↓↓↓

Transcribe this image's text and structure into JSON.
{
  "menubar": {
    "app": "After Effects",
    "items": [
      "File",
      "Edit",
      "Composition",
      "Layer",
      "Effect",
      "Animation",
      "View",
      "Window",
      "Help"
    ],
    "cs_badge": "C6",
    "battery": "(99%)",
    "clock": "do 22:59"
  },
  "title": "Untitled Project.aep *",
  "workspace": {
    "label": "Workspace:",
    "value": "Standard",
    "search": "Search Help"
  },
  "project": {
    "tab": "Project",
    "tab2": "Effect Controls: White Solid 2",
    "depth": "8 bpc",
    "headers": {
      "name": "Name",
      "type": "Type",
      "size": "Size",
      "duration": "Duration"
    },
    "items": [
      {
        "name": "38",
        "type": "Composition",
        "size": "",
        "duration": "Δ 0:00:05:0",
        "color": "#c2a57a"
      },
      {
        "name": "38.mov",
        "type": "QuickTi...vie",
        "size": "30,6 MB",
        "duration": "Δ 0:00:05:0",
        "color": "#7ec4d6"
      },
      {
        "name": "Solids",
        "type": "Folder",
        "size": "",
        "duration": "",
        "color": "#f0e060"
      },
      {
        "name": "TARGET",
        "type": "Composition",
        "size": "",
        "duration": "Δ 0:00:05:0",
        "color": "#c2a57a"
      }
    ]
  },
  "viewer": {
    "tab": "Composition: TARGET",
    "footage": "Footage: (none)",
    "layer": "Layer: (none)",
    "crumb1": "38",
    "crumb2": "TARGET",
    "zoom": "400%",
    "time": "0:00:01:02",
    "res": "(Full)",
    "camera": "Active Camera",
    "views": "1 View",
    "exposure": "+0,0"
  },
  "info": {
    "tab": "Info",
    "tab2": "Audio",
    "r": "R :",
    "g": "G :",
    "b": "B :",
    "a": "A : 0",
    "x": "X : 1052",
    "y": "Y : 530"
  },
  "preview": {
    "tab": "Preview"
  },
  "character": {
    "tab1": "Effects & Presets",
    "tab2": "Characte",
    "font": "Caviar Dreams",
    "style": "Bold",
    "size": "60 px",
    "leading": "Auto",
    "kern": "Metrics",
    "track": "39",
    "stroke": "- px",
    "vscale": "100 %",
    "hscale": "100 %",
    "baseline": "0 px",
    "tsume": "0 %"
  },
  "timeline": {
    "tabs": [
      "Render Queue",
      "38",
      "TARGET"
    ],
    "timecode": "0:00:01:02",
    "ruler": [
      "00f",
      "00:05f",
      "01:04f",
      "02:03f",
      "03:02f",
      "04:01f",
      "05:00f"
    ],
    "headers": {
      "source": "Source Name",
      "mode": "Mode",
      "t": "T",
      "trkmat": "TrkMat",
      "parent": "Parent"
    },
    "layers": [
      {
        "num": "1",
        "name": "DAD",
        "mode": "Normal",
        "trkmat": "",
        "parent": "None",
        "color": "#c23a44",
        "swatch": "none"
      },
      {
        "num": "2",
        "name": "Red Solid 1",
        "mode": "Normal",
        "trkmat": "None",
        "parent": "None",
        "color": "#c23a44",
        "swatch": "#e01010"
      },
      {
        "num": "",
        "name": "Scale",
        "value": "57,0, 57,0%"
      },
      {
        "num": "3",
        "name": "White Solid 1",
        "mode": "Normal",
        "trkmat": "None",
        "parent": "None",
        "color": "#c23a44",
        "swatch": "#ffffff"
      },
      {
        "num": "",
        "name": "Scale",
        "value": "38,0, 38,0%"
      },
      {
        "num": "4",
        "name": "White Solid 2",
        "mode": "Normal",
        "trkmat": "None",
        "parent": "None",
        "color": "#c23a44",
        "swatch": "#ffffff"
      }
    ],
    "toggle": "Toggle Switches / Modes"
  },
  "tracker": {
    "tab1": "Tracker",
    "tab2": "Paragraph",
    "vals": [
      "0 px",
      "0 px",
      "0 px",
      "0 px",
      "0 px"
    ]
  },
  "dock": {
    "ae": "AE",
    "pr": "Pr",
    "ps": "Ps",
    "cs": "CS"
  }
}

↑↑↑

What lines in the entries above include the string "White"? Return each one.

Task solution »
    "tab2": "Effect Controls: White Solid 2",
        "name": "White Solid 1",
        "name": "White Solid 2",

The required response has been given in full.